SOURCE MATERIAL: Begin
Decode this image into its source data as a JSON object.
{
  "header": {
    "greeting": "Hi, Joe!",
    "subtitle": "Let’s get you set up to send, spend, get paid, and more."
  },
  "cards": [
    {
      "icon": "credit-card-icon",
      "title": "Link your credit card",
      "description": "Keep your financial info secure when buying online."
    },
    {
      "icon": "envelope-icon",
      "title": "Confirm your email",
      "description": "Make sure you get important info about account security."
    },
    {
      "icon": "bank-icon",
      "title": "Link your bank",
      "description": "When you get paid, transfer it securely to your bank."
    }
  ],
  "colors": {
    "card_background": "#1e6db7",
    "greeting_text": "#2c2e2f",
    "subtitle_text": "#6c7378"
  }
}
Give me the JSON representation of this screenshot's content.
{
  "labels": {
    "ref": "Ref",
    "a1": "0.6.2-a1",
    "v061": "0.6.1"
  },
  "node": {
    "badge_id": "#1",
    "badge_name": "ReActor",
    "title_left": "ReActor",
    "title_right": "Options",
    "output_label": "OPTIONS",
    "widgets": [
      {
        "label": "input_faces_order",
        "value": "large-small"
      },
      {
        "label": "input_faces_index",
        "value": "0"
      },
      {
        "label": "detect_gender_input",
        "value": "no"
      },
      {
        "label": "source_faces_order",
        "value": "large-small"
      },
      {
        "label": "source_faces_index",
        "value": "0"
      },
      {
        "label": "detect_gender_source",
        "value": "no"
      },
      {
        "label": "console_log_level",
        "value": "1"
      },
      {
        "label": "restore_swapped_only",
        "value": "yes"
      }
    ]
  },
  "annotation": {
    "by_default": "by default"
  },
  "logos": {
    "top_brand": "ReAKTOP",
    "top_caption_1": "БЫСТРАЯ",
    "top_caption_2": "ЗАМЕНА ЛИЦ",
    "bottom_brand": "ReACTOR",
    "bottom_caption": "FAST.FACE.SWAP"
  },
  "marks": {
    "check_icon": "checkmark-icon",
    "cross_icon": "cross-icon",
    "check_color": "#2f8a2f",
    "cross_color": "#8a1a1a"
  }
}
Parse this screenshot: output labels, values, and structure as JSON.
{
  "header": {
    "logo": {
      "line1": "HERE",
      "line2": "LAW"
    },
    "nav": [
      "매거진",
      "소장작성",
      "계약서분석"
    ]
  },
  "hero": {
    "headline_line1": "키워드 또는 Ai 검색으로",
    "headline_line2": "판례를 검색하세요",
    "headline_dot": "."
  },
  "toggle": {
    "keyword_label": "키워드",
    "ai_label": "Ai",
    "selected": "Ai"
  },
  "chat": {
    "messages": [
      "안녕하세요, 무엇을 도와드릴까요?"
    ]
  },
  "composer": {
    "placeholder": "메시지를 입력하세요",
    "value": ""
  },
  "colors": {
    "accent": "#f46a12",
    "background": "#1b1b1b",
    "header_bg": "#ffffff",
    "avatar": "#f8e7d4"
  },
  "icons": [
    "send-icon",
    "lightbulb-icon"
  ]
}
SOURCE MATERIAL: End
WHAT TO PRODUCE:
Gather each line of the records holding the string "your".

WRITTEN ANSWER:
      "title": "Link your credit card",
      "description": "Keep your financial info secure when buying online."
      "title": "Confirm your email",
      "title": "Link your bank",
      "description": "When you get paid, transfer it securely to your bank."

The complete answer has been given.